● **Exercise**
Tally up the lines below containing the string "this", then write the number alone.

(Input data)

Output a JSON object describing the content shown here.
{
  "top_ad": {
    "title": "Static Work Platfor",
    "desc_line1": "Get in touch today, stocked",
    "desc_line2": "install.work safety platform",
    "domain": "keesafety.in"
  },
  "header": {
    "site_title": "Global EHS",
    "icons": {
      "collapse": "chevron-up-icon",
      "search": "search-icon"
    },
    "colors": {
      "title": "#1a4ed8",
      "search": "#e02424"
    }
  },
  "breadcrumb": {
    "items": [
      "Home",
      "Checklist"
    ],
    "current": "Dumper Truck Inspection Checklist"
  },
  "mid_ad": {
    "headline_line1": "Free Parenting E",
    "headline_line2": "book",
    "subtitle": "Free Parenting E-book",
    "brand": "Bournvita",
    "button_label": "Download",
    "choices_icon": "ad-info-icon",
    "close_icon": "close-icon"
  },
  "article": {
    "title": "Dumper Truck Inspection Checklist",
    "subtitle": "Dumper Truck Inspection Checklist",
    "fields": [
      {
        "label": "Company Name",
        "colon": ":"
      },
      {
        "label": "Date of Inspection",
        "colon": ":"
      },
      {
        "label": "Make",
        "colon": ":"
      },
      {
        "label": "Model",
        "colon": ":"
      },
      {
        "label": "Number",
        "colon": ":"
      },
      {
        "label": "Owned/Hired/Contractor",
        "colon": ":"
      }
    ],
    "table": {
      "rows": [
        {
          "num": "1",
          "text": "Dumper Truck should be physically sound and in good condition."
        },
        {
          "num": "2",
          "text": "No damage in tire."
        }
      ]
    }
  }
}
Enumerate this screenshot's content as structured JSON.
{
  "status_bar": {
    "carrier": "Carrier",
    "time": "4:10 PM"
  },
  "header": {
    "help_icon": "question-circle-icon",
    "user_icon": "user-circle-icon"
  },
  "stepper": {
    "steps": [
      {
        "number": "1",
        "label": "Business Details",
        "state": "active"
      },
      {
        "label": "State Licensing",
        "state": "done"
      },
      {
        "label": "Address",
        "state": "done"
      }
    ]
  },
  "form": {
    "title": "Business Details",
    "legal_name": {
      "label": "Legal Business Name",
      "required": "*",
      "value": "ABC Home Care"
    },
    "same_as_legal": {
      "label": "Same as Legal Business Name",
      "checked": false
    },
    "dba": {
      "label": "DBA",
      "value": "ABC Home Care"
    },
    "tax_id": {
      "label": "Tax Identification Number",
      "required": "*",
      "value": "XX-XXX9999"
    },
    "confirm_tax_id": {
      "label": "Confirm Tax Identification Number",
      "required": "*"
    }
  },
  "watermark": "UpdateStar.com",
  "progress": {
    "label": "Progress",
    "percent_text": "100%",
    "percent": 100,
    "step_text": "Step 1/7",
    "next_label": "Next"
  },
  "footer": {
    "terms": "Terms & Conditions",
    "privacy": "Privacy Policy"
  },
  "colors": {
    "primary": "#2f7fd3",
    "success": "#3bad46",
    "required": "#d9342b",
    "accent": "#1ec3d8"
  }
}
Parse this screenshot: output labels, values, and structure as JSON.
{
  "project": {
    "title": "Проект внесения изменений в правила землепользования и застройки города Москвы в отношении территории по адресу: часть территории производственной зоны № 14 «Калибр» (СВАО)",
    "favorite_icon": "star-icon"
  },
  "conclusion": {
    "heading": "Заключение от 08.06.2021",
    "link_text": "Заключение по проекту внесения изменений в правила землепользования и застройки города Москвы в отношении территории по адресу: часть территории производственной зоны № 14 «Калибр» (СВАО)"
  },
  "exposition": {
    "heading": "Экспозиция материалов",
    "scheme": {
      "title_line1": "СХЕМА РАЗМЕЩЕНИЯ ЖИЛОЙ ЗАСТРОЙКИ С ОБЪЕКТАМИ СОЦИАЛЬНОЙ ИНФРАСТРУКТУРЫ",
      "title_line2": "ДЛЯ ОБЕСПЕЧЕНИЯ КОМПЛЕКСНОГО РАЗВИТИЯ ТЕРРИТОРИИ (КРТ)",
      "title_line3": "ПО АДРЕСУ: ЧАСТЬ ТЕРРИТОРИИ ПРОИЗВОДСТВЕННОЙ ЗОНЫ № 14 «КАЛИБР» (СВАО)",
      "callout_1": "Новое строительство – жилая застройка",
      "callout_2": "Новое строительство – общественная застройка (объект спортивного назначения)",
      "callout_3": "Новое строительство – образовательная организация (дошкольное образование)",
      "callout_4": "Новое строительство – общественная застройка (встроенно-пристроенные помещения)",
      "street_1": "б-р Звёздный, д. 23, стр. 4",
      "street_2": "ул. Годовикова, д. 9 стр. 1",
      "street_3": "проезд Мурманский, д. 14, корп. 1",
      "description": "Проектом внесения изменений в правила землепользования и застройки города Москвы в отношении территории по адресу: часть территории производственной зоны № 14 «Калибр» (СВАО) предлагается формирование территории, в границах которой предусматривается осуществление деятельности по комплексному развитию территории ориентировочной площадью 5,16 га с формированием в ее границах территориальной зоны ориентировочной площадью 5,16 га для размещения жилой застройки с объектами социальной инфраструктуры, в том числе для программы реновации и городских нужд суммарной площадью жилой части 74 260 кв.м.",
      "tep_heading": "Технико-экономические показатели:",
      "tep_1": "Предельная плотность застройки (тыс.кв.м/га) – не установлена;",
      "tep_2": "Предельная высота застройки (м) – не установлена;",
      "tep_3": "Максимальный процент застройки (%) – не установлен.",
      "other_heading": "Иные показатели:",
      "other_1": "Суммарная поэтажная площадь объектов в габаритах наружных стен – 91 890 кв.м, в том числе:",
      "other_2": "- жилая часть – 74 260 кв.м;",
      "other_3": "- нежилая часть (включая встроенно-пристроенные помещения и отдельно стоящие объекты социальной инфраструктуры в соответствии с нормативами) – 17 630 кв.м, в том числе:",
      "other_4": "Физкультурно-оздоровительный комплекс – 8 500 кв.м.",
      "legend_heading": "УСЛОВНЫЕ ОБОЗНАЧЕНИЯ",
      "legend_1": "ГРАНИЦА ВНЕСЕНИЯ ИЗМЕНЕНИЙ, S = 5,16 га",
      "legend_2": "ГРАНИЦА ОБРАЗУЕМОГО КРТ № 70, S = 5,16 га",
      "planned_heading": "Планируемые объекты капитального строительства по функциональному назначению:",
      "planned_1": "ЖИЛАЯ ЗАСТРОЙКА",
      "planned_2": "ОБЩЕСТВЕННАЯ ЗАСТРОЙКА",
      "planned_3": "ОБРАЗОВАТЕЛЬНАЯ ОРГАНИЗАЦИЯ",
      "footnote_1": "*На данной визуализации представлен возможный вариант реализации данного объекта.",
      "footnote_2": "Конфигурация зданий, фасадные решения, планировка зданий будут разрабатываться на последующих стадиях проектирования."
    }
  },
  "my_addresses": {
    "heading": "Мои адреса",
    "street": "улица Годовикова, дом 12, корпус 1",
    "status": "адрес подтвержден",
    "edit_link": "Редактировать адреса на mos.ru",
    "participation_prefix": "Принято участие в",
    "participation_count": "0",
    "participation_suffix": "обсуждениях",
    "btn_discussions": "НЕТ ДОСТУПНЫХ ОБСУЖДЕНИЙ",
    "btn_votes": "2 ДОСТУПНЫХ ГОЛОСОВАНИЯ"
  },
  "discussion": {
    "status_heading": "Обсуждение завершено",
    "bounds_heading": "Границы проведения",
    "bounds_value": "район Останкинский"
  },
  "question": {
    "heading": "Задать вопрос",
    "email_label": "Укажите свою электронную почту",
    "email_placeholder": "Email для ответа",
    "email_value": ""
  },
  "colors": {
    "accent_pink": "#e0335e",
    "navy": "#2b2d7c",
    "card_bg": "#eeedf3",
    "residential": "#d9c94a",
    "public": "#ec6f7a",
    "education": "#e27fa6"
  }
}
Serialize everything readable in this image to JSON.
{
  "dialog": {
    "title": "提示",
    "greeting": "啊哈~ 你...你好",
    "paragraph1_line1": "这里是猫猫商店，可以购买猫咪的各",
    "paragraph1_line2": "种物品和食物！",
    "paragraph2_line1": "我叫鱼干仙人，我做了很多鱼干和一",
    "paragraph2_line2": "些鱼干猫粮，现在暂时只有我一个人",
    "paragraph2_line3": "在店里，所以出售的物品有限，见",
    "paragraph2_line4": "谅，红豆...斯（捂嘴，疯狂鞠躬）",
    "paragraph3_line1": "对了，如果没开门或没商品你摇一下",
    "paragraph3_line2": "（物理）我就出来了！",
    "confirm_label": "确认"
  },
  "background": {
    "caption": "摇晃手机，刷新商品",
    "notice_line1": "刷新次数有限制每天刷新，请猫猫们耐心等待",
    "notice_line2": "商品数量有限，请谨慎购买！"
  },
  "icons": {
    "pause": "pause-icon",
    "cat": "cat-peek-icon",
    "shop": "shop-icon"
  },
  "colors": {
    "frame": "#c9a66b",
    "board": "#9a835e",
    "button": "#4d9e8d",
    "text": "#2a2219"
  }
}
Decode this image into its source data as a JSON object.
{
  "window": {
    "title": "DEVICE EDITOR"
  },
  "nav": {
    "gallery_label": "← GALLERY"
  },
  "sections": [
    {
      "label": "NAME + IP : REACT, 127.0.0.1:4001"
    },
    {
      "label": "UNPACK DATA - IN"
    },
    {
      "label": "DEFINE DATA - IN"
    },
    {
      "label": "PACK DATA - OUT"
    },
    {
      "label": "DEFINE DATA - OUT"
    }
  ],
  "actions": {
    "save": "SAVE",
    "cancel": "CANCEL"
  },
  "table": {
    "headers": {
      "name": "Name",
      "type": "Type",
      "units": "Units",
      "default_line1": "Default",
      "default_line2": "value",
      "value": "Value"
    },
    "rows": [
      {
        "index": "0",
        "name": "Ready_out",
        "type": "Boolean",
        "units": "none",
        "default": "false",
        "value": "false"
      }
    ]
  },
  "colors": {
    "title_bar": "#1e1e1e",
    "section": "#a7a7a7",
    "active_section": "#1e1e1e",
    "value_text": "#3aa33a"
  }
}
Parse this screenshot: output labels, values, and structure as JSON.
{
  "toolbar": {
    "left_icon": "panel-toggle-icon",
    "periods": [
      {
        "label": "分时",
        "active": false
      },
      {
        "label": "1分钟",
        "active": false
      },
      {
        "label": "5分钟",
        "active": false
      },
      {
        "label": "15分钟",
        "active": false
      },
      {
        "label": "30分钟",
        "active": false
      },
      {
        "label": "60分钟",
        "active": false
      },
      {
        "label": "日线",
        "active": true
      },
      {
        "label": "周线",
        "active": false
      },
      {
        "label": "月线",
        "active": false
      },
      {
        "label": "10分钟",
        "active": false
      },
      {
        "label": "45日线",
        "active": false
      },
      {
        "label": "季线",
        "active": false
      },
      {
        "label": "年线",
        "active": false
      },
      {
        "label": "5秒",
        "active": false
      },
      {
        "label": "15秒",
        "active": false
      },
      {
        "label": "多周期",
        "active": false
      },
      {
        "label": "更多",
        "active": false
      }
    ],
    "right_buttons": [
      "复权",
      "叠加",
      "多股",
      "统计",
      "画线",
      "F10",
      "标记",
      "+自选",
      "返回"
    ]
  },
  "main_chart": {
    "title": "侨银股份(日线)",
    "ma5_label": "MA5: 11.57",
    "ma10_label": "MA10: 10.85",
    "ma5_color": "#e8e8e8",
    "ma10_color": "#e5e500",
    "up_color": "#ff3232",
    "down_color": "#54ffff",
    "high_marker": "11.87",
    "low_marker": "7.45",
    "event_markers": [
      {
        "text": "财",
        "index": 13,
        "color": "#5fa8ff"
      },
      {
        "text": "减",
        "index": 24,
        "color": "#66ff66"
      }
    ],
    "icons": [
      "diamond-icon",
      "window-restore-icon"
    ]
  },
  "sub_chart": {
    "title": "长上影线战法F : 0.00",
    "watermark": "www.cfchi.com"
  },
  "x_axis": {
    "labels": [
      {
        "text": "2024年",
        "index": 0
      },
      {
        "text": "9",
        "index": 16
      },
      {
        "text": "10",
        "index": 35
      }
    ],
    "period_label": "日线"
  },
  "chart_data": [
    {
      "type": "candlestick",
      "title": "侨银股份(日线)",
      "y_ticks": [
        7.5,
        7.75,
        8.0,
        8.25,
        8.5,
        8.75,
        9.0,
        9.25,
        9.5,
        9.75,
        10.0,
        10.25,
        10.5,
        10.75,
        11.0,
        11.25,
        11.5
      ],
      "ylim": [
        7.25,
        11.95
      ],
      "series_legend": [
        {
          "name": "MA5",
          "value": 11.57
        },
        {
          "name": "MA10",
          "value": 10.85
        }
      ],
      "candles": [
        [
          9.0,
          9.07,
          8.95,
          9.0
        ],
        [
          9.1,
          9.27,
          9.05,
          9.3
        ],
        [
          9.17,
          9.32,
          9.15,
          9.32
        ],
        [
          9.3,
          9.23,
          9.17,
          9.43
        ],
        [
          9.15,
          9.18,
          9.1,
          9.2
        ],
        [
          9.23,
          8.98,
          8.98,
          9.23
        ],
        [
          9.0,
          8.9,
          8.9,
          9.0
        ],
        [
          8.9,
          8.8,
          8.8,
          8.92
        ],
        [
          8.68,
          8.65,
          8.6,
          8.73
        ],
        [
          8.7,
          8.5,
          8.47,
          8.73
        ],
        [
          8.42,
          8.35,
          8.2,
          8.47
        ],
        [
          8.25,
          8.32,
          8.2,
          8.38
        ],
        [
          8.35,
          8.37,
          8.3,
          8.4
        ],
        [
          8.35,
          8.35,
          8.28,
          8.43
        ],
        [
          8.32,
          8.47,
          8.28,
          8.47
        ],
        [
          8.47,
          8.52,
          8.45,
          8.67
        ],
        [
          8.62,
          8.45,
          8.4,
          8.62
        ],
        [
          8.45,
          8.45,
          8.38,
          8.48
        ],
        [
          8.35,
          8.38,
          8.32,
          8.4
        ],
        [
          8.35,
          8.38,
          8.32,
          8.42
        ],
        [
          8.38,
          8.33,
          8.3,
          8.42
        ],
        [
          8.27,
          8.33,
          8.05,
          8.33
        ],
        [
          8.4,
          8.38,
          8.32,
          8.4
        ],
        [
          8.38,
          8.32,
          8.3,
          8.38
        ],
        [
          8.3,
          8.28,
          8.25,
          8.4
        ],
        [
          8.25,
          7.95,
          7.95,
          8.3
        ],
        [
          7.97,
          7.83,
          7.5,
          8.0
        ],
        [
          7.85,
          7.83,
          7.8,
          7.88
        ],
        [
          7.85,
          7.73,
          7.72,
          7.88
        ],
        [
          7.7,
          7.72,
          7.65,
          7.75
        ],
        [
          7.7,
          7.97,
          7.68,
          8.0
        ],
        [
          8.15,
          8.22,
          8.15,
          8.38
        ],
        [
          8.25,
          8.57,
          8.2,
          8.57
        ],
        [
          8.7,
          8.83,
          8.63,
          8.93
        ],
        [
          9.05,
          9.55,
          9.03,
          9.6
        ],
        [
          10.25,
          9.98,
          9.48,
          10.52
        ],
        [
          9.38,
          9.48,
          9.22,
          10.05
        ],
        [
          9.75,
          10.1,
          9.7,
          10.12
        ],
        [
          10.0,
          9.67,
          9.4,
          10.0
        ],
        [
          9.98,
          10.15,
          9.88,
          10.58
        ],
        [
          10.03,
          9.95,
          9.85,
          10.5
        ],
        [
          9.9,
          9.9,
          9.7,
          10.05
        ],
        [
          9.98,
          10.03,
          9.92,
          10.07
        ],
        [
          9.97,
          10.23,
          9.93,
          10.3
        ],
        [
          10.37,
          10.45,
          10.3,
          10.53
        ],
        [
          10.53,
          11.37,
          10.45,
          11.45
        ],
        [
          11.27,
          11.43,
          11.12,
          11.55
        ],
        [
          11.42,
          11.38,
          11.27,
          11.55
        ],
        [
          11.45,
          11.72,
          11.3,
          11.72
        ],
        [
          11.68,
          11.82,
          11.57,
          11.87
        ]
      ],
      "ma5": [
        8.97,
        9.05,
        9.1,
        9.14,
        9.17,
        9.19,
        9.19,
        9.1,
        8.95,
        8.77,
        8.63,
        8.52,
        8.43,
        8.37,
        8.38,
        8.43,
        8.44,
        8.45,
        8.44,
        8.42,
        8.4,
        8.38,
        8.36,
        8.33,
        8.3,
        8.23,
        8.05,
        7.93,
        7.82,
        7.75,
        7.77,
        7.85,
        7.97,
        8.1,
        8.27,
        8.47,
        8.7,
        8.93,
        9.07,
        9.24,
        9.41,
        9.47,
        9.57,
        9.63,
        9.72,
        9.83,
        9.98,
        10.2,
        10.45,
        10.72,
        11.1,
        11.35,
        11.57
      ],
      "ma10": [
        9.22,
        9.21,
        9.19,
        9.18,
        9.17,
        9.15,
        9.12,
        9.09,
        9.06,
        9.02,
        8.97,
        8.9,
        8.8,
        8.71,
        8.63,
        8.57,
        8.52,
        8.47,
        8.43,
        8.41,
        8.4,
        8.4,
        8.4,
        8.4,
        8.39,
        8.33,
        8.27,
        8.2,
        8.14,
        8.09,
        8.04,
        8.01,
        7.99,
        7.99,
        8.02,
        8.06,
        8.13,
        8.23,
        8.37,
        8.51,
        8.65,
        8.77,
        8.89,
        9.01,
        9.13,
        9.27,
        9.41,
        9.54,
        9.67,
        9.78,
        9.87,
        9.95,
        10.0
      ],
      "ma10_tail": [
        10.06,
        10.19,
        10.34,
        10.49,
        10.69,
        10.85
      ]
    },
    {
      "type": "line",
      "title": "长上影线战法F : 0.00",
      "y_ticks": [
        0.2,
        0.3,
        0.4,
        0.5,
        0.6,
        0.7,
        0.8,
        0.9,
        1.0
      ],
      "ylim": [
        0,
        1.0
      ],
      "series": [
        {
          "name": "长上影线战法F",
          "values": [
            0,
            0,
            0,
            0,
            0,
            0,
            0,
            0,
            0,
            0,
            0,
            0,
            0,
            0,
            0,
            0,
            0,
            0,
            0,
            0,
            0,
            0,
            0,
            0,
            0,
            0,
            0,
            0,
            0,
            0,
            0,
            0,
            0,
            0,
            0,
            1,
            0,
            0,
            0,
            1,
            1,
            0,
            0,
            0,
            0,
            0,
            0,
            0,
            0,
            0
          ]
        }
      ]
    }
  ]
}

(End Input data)

● **Answer box**
5